Stimulus Job Counting Nightmare Continues

The Boston Globe has investigated the number of jobs supposedly “saved” or “created” in Massachusetts by $4 billion in stimulus money, and–surprise!–they found huge errors, omissions, and flat out wrong numbers. In some cases, such as rental subsidies, money that would have normally gone to agencies and landlords anyway was counted as stimulus money. In another case, stimulus money was used to give cost-of-living adjustments to public employees. In numerous cases, jobs “created” were literally fabrications based on no real methodology or approach to figuring out the difference let alone whether the money was simply supporting existing jobs.

A few tidbits from the Globe article (13 November 2009):

But in interviews with recipients, the Globe found that several openly acknowledged creating far fewer jobs than they have been credited for.

One of the largest reported jobs figures comes from Bridgewater State College, which is listed as using $77,181 in stimulus money for 160 full-time work-study jobs for students. But Bridgewater State spokesman Bryan Baldwin said the college made a mistake and the actual number of new jobs was “almost nothing.” Bridgewater has submitted a correction, but it is not yet reflected in the report.

In other cases, federal money that recipients already receive annually – subsidies for affordable housing, for example – was reclassified this year as stimulus spending, and the existing jobs already supported by those programs were credited to stimulus spending.
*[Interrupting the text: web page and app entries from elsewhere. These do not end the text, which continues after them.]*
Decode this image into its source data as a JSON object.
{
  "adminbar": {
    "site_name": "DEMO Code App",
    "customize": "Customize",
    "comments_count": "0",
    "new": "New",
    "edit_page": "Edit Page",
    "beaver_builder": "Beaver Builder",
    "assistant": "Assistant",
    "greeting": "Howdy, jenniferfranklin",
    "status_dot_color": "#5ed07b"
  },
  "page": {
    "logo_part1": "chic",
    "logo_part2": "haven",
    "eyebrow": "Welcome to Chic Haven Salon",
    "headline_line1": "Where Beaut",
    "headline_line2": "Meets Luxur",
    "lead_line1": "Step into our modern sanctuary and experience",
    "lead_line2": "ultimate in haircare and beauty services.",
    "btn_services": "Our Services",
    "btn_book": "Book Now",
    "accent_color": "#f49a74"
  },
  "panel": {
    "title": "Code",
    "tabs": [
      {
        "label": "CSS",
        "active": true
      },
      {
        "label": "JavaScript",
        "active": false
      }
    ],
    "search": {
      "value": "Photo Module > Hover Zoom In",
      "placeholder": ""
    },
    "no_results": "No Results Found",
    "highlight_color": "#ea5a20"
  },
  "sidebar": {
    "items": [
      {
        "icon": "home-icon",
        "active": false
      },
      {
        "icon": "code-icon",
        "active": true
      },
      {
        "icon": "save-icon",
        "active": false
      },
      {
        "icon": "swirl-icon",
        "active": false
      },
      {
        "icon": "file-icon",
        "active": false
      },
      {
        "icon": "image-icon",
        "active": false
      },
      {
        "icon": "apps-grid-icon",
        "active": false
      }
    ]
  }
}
Some of these recipients said they did not even know the money they were getting was classified as stimulus funds until September, when federal officials told them they had to file reports.

“There were no jobs created. It was just shuffling around of the funds,” said Susan Kelly, director of property management for Boston Land Co., which reported retaining 26 jobs with $2.7 million in rental subsidies for its affordable housing developments in Waltham. “It’s hard to figure out if you did the paperwork right. We never asked for this.”

and from page 2:

“Some of the errors are striking: The community action agency based in Greenfield reported 90 full-time jobs associated with the $245,000 it got for its preschool Head Start program. That averages out to just $2,700 per full-time job. The agency said it used the money to give roughly 150 staffers cost-of-living raises. The figure reported on the federal report was a mistake, a result of a staffer’s misunderstanding of the filing instructions, said executive director Jane Sanders.

“Several other Head Start agencies also reported using stimulus funds for pay raises and claimed jobs for it.

“At Bridgewater State, Baldwin said the college mistakenly counted part-time student jobs as full time.

“Some agencies that received stimulus money reported jobs for work that had not started. The Greater Lawrence Family Health Center reported 30 construction jobs “have been created,” even though it hadn’t begun construction on a $1.5 million renovation and expansion. Grant administrator Beth Melnikas said the health center does expect to hire 30 workers.

“There was often variance among recipients of the same source of funding. Some did not report any positions retained; others did. Some used different methods and got different results.

Recipients of stimulus money found the paperwork and filing instructions confusing and cumbersome. Many agencies had simply never considered whether a job was new, saved, or created before, so they had trouble following federal guidelines. In short, implementing programs through a bureaucracy is difficult, tedious, and often wasteful.

Some experts believe we will never know how many jobs were created or saved by the stimulus package.

This isn’t quite true. We can tease out these numbers using statistical analysis. We will have to compare economic performance before and after the stimulus funds were spent, controlling for other major factors that influence macroeconomic performance. But, that will take years to sort out and President Obama will likely be long-gone from office even if he serves two terms.